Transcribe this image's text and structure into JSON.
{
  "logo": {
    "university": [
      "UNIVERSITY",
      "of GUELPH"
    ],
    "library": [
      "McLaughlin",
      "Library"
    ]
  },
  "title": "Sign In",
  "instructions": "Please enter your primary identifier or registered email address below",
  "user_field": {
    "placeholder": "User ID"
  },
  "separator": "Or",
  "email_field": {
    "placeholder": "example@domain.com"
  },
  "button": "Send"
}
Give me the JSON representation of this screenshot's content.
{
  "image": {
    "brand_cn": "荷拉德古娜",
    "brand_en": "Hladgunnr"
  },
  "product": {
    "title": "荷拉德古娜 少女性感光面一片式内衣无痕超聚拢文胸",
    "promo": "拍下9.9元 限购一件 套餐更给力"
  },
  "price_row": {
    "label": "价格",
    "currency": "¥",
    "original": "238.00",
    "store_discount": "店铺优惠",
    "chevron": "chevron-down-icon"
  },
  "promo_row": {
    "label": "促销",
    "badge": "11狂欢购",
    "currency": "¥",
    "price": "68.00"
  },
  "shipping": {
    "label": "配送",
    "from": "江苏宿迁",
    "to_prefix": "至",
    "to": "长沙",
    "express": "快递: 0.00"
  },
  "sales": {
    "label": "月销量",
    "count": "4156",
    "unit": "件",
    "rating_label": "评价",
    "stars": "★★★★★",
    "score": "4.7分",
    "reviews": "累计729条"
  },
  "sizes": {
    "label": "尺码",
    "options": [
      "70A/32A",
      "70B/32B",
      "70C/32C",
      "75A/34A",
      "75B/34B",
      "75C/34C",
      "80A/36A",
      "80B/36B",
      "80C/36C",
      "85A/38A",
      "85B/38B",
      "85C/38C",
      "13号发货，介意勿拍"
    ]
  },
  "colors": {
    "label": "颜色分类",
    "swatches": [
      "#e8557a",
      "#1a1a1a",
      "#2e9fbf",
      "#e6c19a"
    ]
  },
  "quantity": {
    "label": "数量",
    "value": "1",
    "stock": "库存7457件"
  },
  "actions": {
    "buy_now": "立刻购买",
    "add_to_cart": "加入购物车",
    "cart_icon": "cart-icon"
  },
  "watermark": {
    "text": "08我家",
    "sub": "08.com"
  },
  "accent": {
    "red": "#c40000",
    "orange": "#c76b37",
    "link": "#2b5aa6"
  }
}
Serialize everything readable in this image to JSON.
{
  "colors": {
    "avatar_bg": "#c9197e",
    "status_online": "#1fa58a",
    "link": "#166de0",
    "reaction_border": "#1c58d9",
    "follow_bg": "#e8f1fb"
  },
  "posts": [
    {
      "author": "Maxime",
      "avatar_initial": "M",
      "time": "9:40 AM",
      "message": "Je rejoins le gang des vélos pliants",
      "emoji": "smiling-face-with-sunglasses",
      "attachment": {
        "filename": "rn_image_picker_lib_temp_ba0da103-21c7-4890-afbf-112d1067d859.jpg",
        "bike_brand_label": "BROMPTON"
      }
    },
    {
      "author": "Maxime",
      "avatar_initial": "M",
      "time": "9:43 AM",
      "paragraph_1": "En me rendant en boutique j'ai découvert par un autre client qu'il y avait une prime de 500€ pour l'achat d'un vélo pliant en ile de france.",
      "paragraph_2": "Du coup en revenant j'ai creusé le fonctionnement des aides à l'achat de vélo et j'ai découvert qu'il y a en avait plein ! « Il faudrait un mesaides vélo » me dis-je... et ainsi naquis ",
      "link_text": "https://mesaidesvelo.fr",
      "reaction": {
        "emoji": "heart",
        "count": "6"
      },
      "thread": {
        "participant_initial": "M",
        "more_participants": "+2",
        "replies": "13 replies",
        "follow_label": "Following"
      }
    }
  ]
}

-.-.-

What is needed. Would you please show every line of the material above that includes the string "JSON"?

Problem solution.
Transcribe this image's text and structure into JSON.
Give me the JSON representation of this screenshot's content.
Serialize everything readable in this image to JSON.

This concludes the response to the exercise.